**EXERCISE BRIEF**. What lines of the material hold the string "title"? Pull each of them out.

>>>

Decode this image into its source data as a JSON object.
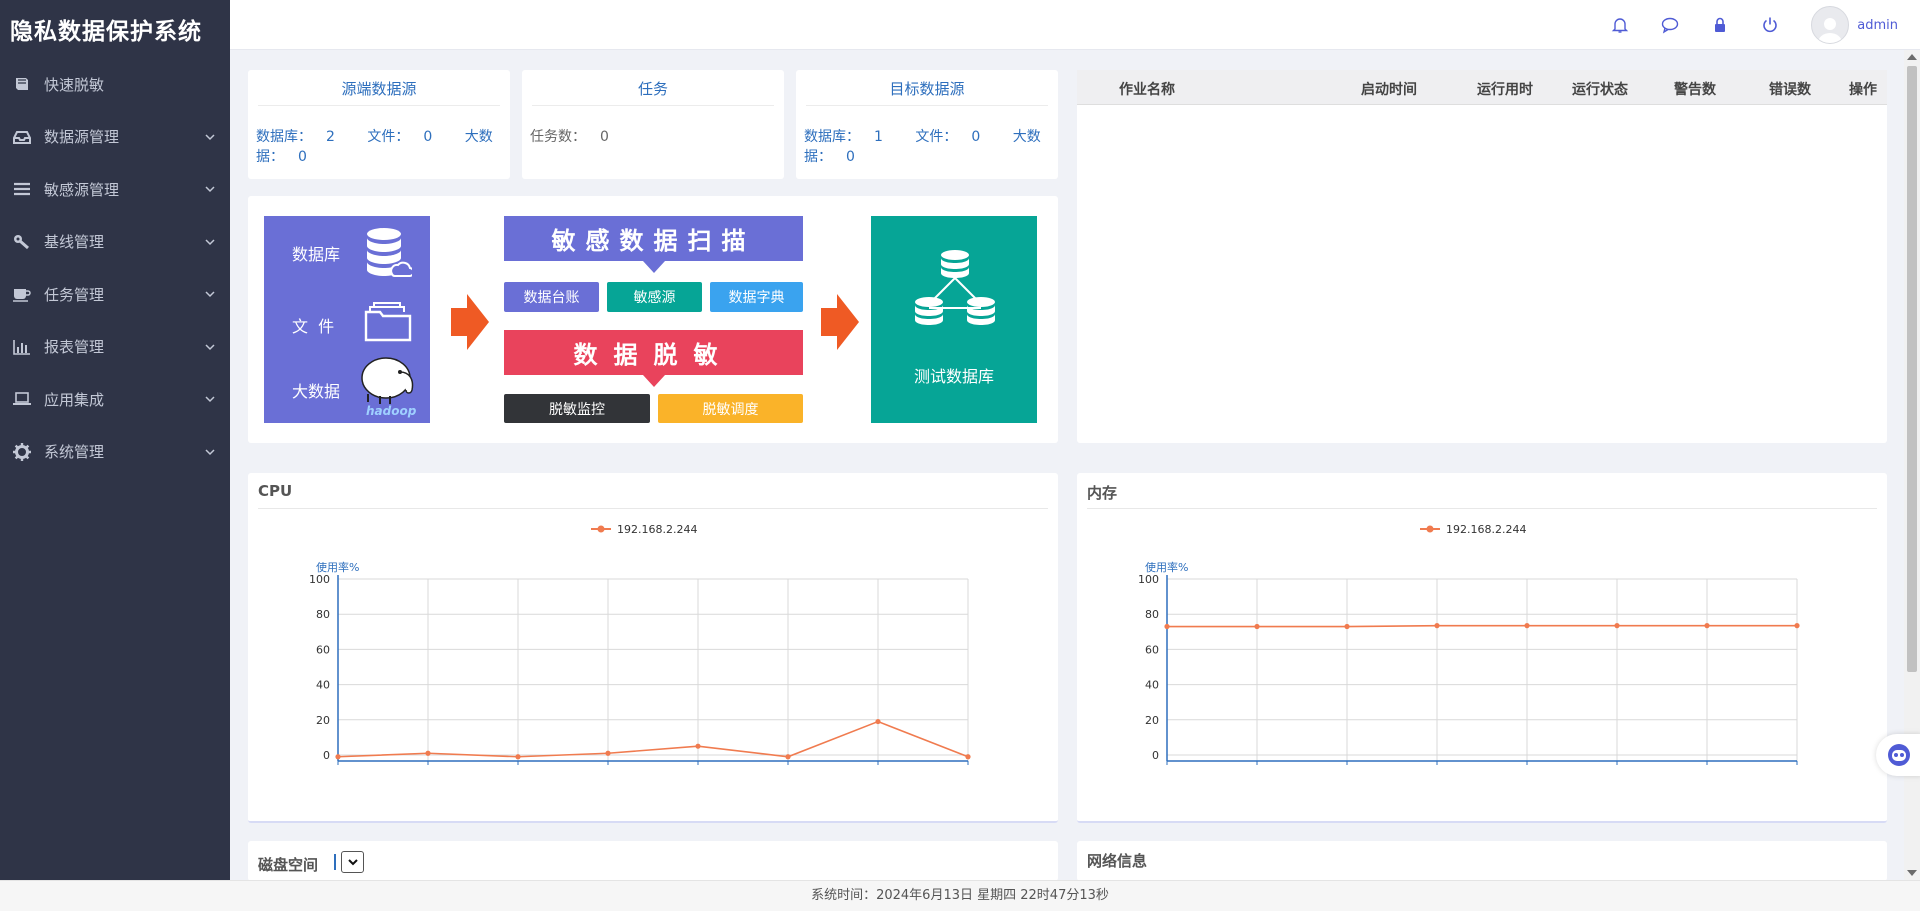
{
  "app": {
    "title": "隐私数据保护系统"
  },
  "sidebar": {
    "items": [
      {
        "label": "快速脱敏",
        "icon": "book-icon"
      },
      {
        "label": "数据源管理",
        "icon": "inbox-icon"
      },
      {
        "label": "敏感源管理",
        "icon": "list-icon"
      },
      {
        "label": "基线管理",
        "icon": "wrench-icon"
      },
      {
        "label": "任务管理",
        "icon": "coffee-icon"
      },
      {
        "label": "报表管理",
        "icon": "bar-chart-icon"
      },
      {
        "label": "应用集成",
        "icon": "laptop-icon"
      },
      {
        "label": "系统管理",
        "icon": "gear-icon"
      }
    ]
  },
  "topbar": {
    "user": "admin",
    "icons": [
      "bell-icon",
      "chat-icon",
      "lock-icon",
      "power-icon"
    ]
  },
  "stats": {
    "source": {
      "title": "源端数据源",
      "db_label": "数据库：",
      "db": "2",
      "file_label": "文件：",
      "file": "0",
      "big_label": "大数据：",
      "big": "0"
    },
    "task": {
      "title": "任务",
      "count_label": "任务数：",
      "count": "0"
    },
    "target": {
      "title": "目标数据源",
      "db_label": "数据库：",
      "db": "1",
      "file_label": "文件：",
      "file": "0",
      "big_label": "大数据：",
      "big": "0"
    }
  },
  "flow": {
    "src_db": "数据库",
    "src_file": "文  件",
    "src_big": "大数据",
    "hadoop": "hadoop",
    "scan": "敏感数据扫描",
    "ledger": "数据台账",
    "sensitive": "敏感源",
    "dict": "数据字典",
    "mask": "数据脱敏",
    "monitor": "脱敏监控",
    "schedule": "脱敏调度",
    "target_db": "测试数据库"
  },
  "jobs": {
    "columns": [
      "作业名称",
      "启动时间",
      "运行用时",
      "运行状态",
      "警告数",
      "错误数",
      "操作"
    ],
    "rows": []
  },
  "colors": {
    "sidebar": "#2f3447",
    "accent": "#4f5bd5",
    "series": "#f07b4f",
    "purple": "#6a6fd6",
    "teal": "#06a596",
    "red": "#e9435c",
    "blue": "#3aa3ef",
    "dark": "#323438",
    "yellow": "#fab329"
  },
  "cpu": {
    "title": "CPU"
  },
  "mem": {
    "title": "内存"
  },
  "disk": {
    "title": "磁盘空间"
  },
  "net": {
    "title": "网络信息"
  },
  "chart_data": [
    {
      "type": "line",
      "title": "CPU",
      "ylabel": "使用率%",
      "ylim": [
        0,
        100
      ],
      "yticks": [
        0,
        20,
        40,
        60,
        80,
        100
      ],
      "series": [
        {
          "name": "192.168.2.244",
          "values": [
            -1,
            1,
            -1,
            1,
            5,
            -1,
            19,
            -1
          ]
        }
      ]
    },
    {
      "type": "line",
      "title": "内存",
      "ylabel": "使用率%",
      "ylim": [
        0,
        100
      ],
      "yticks": [
        0,
        20,
        40,
        60,
        80,
        100
      ],
      "series": [
        {
          "name": "192.168.2.244",
          "values": [
            73,
            73,
            73,
            73.5,
            73.5,
            73.5,
            73.5,
            73.5
          ]
        }
      ]
    }
  ],
  "footer": {
    "text": "系统时间：2024年6月13日 星期四 22时47分13秒"
  }
}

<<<

**YOUR RESPONSE**.
    "title": "隐私数据保护系统"
      "title": "源端数据源",
      "title": "任务",
      "title": "目标数据源",
    "title": "CPU"
    "title": "内存"
    "title": "磁盘空间"
    "title": "网络信息"
      "title": "CPU",
      "title": "内存",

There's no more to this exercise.